Noncomparability of longitudinally and cross-sectionally determined annual change in spirometry

Am Rev Respir Dis. 1982 May;125(5):544-8. doi: 10.1164/arrd.1982.125.5.544.


Annual decline in lung function determined longitudinally is often compared with predicted decline determined cross-sectionally. To test this comparison, spirometric data were collected 5 times over 5 yr from 52 adult male Caucasians. The age regression coefficient for FEV1 and FVC, determined cross-sectionally at each visit, was more than twice the longitudinal annual change computed from the same data as the mean of the slopes of each subject's regression lines.
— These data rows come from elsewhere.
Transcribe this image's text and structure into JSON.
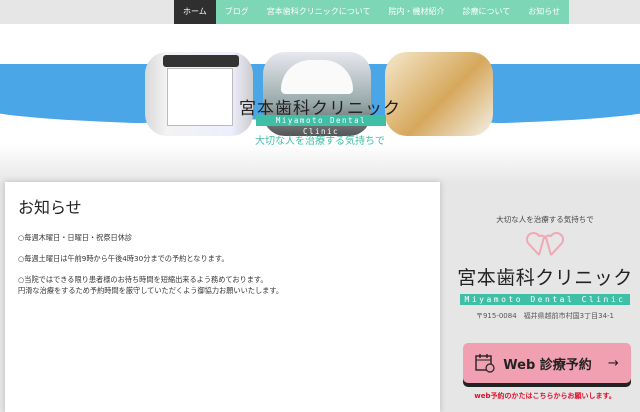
{
  "nav": {
    "items": [
      "ホーム",
      "ブログ",
      "宮本歯科クリニックについて",
      "院内・機材紹介",
      "診療について",
      "お知らせ"
    ],
    "active": 0
  },
  "hero": {
    "title": "宮本歯科クリニック",
    "subtitle_en": "Miyamoto Dental Clinic",
    "tagline": "大切な人を治療する気持ちで"
  },
  "main": {
    "heading": "お知らせ",
    "paragraphs": [
      "○毎週木曜日・日曜日・祝祭日休診",
      "○毎週土曜日は午前9時から午後4時30分までの予約となります。",
      "○当院ではできる限り患者様のお待ち時間を短縮出来るよう務めております。",
      "円滑な治療をするため予約時間を厳守していただくよう御協力お願いいたします。"
    ]
  },
  "sidebar": {
    "tagline": "大切な人を治療する気持ちで",
    "name": "宮本歯科クリニック",
    "name_en": "Miyamoto Dental Clinic",
    "address": "〒915-0084　福井県越前市村国3丁目34-1",
    "button_label": "Web 診療予約",
    "button_arrow": "→",
    "note": "web予約のかたはこちらからお願いします。"
  },
  "colors": {
    "nav": "#7dd6b5",
    "accent": "#3fbfa5",
    "band": "#4aa6e6",
    "button": "#f0a0b0",
    "note": "#e0102a"
  }
}
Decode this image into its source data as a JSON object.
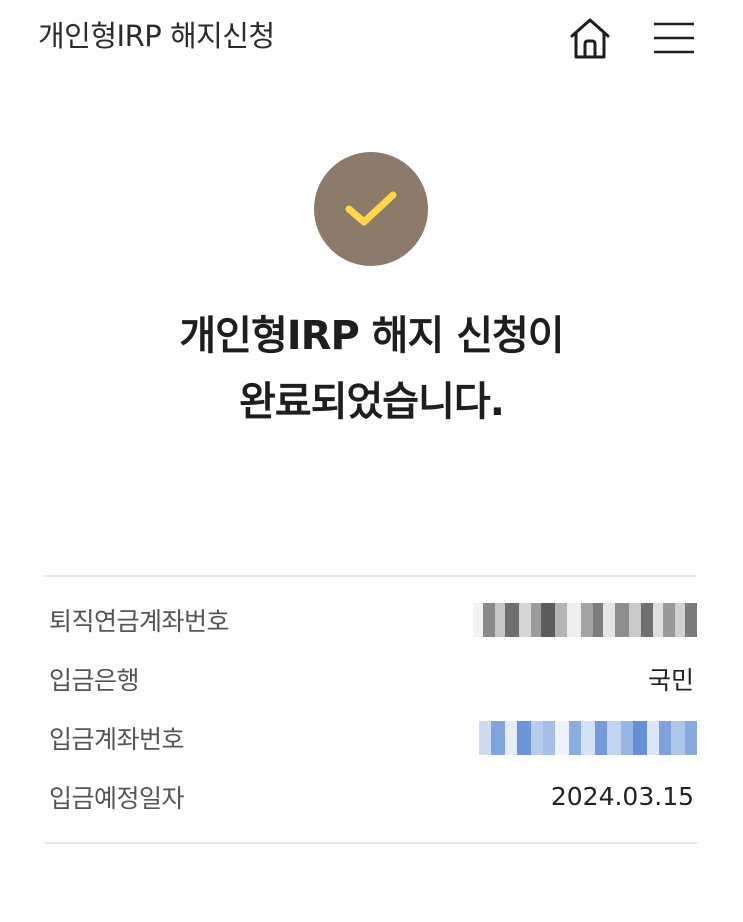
{
  "header": {
    "title": "개인형IRP 해지신청",
    "home_icon": "home-icon",
    "menu_icon": "hamburger-menu-icon"
  },
  "result": {
    "icon": "check-icon",
    "icon_color": "#ffd84a",
    "circle_color": "#8c7a6b",
    "title_line1": "개인형IRP 해지 신청이",
    "title_line2": "완료되었습니다."
  },
  "details": [
    {
      "label": "퇴직연금계좌번호",
      "value": "",
      "masked": true,
      "mask_color": "gray"
    },
    {
      "label": "입금은행",
      "value": "국민",
      "masked": false
    },
    {
      "label": "입금계좌번호",
      "value": "",
      "masked": true,
      "mask_color": "blue"
    },
    {
      "label": "입금예정일자",
      "value": "2024.03.15",
      "masked": false
    }
  ]
}
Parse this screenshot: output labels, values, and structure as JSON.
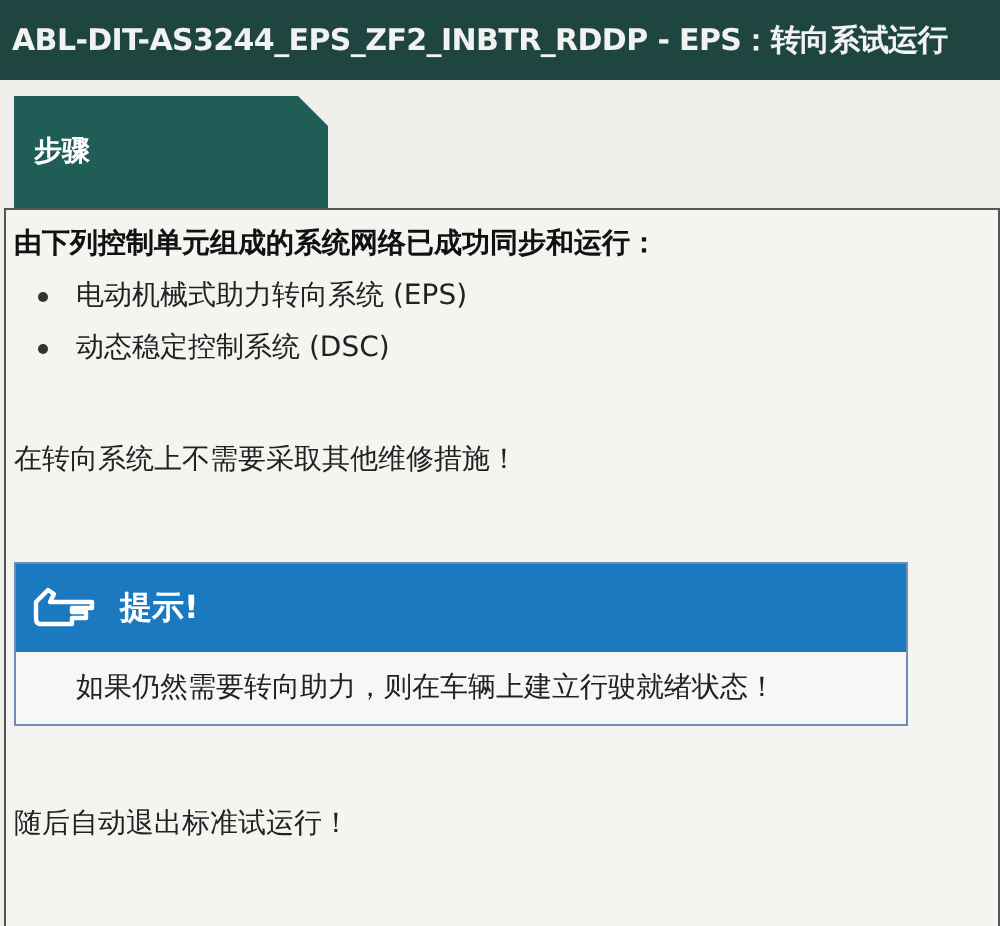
{
  "window": {
    "title": "ABL-DIT-AS3244_EPS_ZF2_INBTR_RDDP - EPS：转向系试运行"
  },
  "tabs": [
    {
      "label": "步骤",
      "selected": true
    }
  ],
  "content": {
    "intro": "由下列控制单元组成的系统网络已成功同步和运行：",
    "items": [
      "电动机械式助力转向系统 (EPS)",
      "动态稳定控制系统 (DSC)"
    ],
    "message": "在转向系统上不需要采取其他维修措施！",
    "hint": {
      "title": "提示!",
      "text": "如果仍然需要转向助力，则在车辆上建立行驶就绪状态！"
    },
    "footer": "随后自动退出标准试运行！"
  }
}
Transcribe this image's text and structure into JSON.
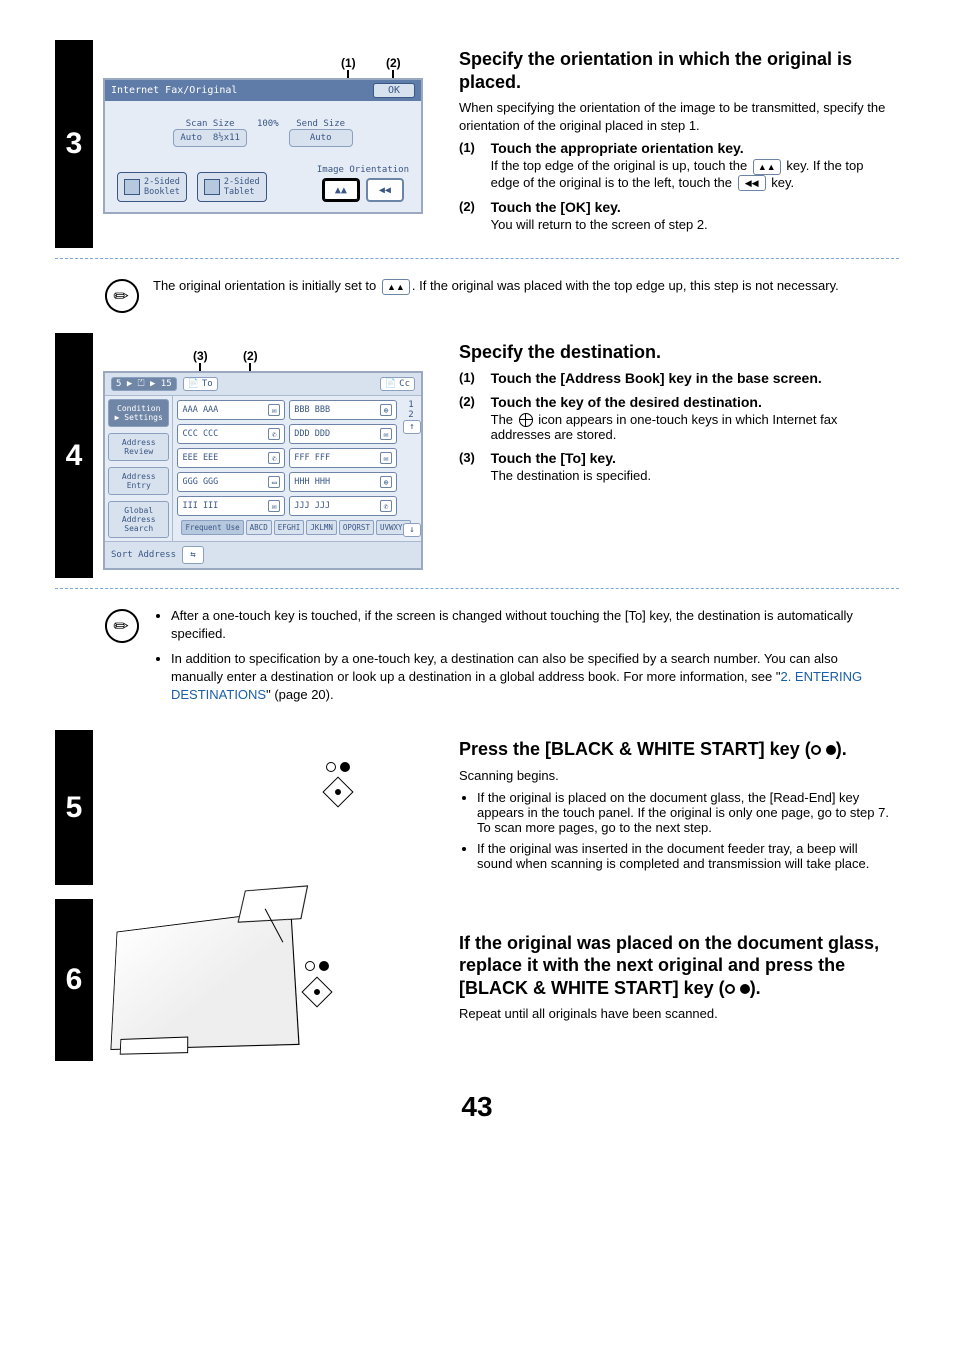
{
  "page_number": "43",
  "step3": {
    "num": "3",
    "callouts": {
      "c1": "(1)",
      "c2": "(2)"
    },
    "panel": {
      "title": "Internet Fax/Original",
      "ok": "OK",
      "scan_size_lbl": "Scan Size",
      "percent": "100%",
      "send_size_lbl": "Send Size",
      "scan_auto": "Auto",
      "scan_dim": "8½x11",
      "send_auto": "Auto",
      "two_sided_booklet": "2-Sided\nBooklet",
      "two_sided_tablet": "2-Sided\nTablet",
      "orient_label": "Image Orientation",
      "orient_a": "▲▲",
      "orient_b": "◀◀"
    },
    "title": "Specify the orientation in which the original is placed.",
    "intro": "When specifying the orientation of the image to be transmitted, specify the orientation of the original placed in step 1.",
    "s1_head": "Touch the appropriate orientation key.",
    "s1_body_a": "If the top edge of the original is up, touch the ",
    "s1_body_b": " key. If the top edge of the original is to the left, touch the ",
    "s1_body_c": " key.",
    "s2_head": "Touch the [OK] key.",
    "s2_body": "You will return to the screen of step 2.",
    "note_a": "The original orientation is initially set to ",
    "note_b": ". If the original was placed with the top edge up, this step is not necessary."
  },
  "step4": {
    "num": "4",
    "callouts": {
      "c2": "(2)",
      "c3": "(3)"
    },
    "ab": {
      "counter": "5 ▶ ⏍ ▶ 15",
      "to": "To",
      "cc": "Cc",
      "cond1": "Condition",
      "cond2": "Settings",
      "addr_review": "Address Review",
      "addr_entry": "Address Entry",
      "global1": "Global",
      "global2": "Address Search",
      "sort": "Sort Address",
      "rows": [
        [
          "AAA AAA",
          "BBB BBB"
        ],
        [
          "CCC CCC",
          "DDD DDD"
        ],
        [
          "EEE EEE",
          "FFF FFF"
        ],
        [
          "GGG GGG",
          "HHH HHH"
        ],
        [
          "III III",
          "JJJ JJJ"
        ]
      ],
      "page_top": "1",
      "page_bot": "2",
      "tabs": [
        "Frequent Use",
        "ABCD",
        "EFGHI",
        "JKLMN",
        "OPQRST",
        "UVWXYZ"
      ]
    },
    "title": "Specify the destination.",
    "s1_head": "Touch the [Address Book] key in the base screen.",
    "s2_head": "Touch the key of the desired destination.",
    "s2_body_a": "The ",
    "s2_body_b": " icon appears in one-touch keys in which Internet fax addresses are stored.",
    "s3_head": "Touch the [To] key.",
    "s3_body": "The destination is specified.",
    "note_b1": "After a one-touch key is touched, if the screen is changed without touching the [To] key, the destination is automatically specified.",
    "note_b2_a": "In addition to specification by a one-touch key, a destination can also be specified by a search number. You can also manually enter a destination or look up a destination in a global address book. For more information, see \"",
    "note_b2_link": "2. ENTERING DESTINATIONS",
    "note_b2_b": "\" (page 20)."
  },
  "step5": {
    "num": "5",
    "title_a": "Press the [BLACK & WHITE START] key (",
    "title_b": ").",
    "p1": "Scanning begins.",
    "b1": "If the original is placed on the document glass, the [Read-End] key appears in the touch panel. If the original is only one page, go to step 7. To scan more pages, go to the next step.",
    "b2": "If the original was inserted in the document feeder tray, a beep will sound when scanning is completed and transmission will take place."
  },
  "step6": {
    "num": "6",
    "title_a": "If the original was placed on the document glass, replace it with the next original and press the [BLACK & WHITE START] key (",
    "title_b": ").",
    "p1": "Repeat until all originals have been scanned."
  }
}
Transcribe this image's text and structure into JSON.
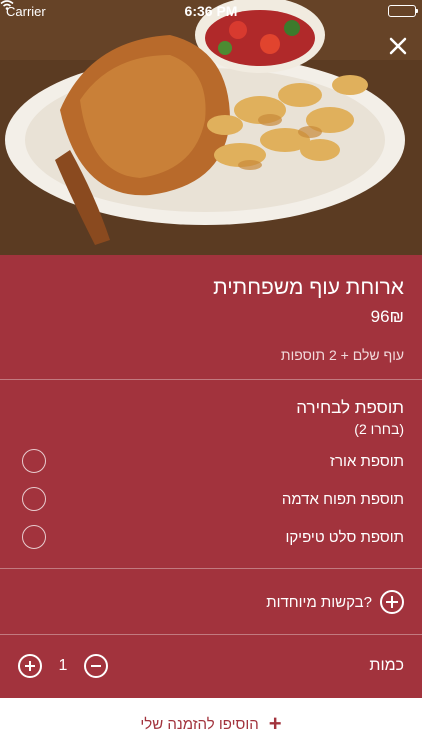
{
  "status": {
    "carrier": "Carrier",
    "time": "6:36 PM"
  },
  "hero": {
    "image": "roast-chicken-with-potatoes-and-salad"
  },
  "item": {
    "title": "ארוחת עוף משפחתית",
    "price": "96₪",
    "description": "עוף שלם + 2 תוספות"
  },
  "addons": {
    "title": "תוספת לבחירה",
    "subtitle": "(בחרו 2)",
    "options": [
      {
        "label": "תוספת אורז"
      },
      {
        "label": "תוספת תפוח אדמה"
      },
      {
        "label": "תוספת סלט טיפיקו"
      }
    ]
  },
  "special_requests": {
    "label": "בקשות מיוחדות?"
  },
  "quantity": {
    "label": "כמות",
    "value": "1"
  },
  "footer": {
    "add_to_order": "הוסיפו להזמנה שלי"
  },
  "colors": {
    "accent": "#a2333d",
    "white": "#ffffff"
  }
}
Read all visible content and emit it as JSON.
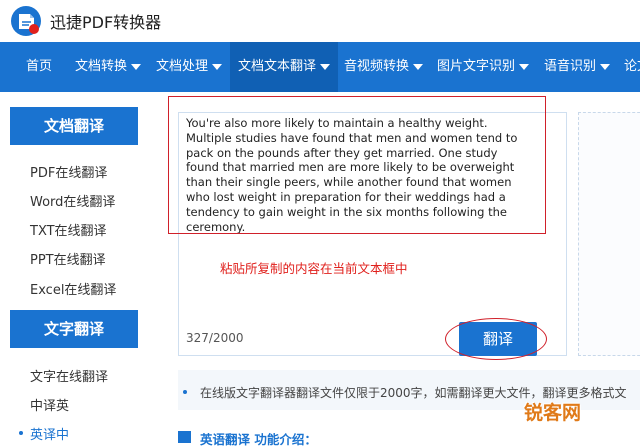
{
  "app": {
    "title": "迅捷PDF转换器"
  },
  "nav": {
    "items": [
      {
        "label": "首页"
      },
      {
        "label": "文档转换"
      },
      {
        "label": "文档处理"
      },
      {
        "label": "文档文本翻译"
      },
      {
        "label": "音视频转换"
      },
      {
        "label": "图片文字识别"
      },
      {
        "label": "语音识别"
      },
      {
        "label": "论文"
      }
    ],
    "active": "文档文本翻译"
  },
  "sidebar": {
    "doc_section": {
      "title": "文档翻译",
      "links": [
        "PDF在线翻译",
        "Word在线翻译",
        "TXT在线翻译",
        "PPT在线翻译",
        "Excel在线翻译"
      ]
    },
    "text_section": {
      "title": "文字翻译",
      "links": [
        "文字在线翻译",
        "中译英",
        "英译中"
      ]
    }
  },
  "editor": {
    "text": "You're also more likely to maintain a healthy weight. Multiple studies have found that men and women tend to pack on the pounds after they get married. One study found that married men are more likely to be overweight than their single peers, while another found that women who lost weight in preparation for their weddings had a tendency to gain weight in the six months following the ceremony.",
    "hint": "粘贴所复制的内容在当前文本框中",
    "counter": "327/2000",
    "translate_label": "翻译"
  },
  "notice": {
    "text": "在线版文字翻译器翻译文件仅限于2000字，如需翻译更大文件，翻译更多格式文"
  },
  "section": {
    "title": "英语翻译 功能介绍："
  },
  "watermark": {
    "text": "锐客网"
  },
  "colors": {
    "brand": "#1a73d0",
    "brand_dark": "#1060b4",
    "annotation": "#d0202a"
  }
}
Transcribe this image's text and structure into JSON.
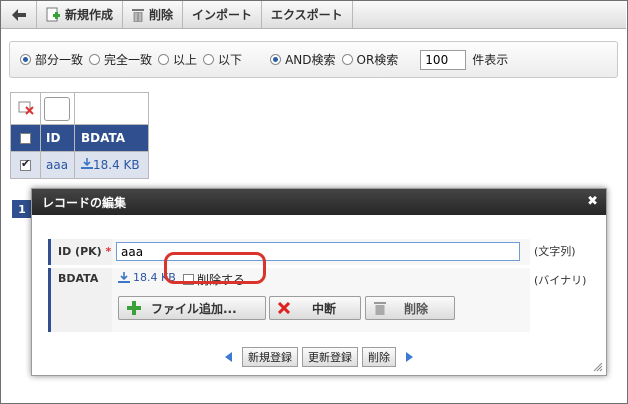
{
  "toolbar": {
    "back_label": "",
    "new_label": "新規作成",
    "delete_label": "削除",
    "import_label": "インポート",
    "export_label": "エクスポート"
  },
  "search": {
    "options": [
      "部分一致",
      "完全一致",
      "以上",
      "以下"
    ],
    "selected_option": "部分一致",
    "logic_options": [
      "AND検索",
      "OR検索"
    ],
    "selected_logic": "AND検索",
    "count_value": "100",
    "count_suffix": "件表示"
  },
  "table": {
    "headers": [
      "ID",
      "BDATA"
    ],
    "rows": [
      {
        "checked": true,
        "id": "aaa",
        "bdata": "18.4 KB"
      }
    ]
  },
  "pagination": {
    "current_page": "1"
  },
  "dialog": {
    "title": "レコードの編集",
    "fields": [
      {
        "label": "ID (PK)",
        "required_mark": "*",
        "value": "aaa",
        "type": "(文字列)"
      },
      {
        "label": "BDATA",
        "file_size": "18.4 KB",
        "delete_checkbox_label": "削除する",
        "type": "(バイナリ)"
      }
    ],
    "buttons": {
      "add_file": "ファイル追加...",
      "cancel": "中断",
      "delete": "削除"
    },
    "nav": {
      "new_register": "新規登録",
      "update_register": "更新登録",
      "delete": "削除"
    }
  },
  "colors": {
    "header_blue": "#2f4f8f",
    "highlight_red": "#d9342b",
    "link_blue": "#2a55a0"
  }
}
The discrepancy persisted even when the first visit was deleted to reduce learning effects on longitudinal estimates. This discrepancy may be partly explained by the sensitivity of cross-sectional analyses to past noxious influences, whereas longitudinal analyses are sensitive only to influences that continue to affect annual decline during the study period. We also found historical evidence of an increase in height-specific VC, which would artifactually steepen cross-sectionally determined regression lines. Thus, observed longitudinal changes of study cohorts should be compared with control longitudinal data.

Publication types

  • Research Support, U.S. Gov't, P.H.S.

MeSH terms

  • Adult
  • Age Factors
  • Cross-Sectional Studies
  • Forced Expiratory Volume
  • Humans
  • Longitudinal Studies
  • Male
  • Middle Aged
  • Spirometry*
  • Vital Capacity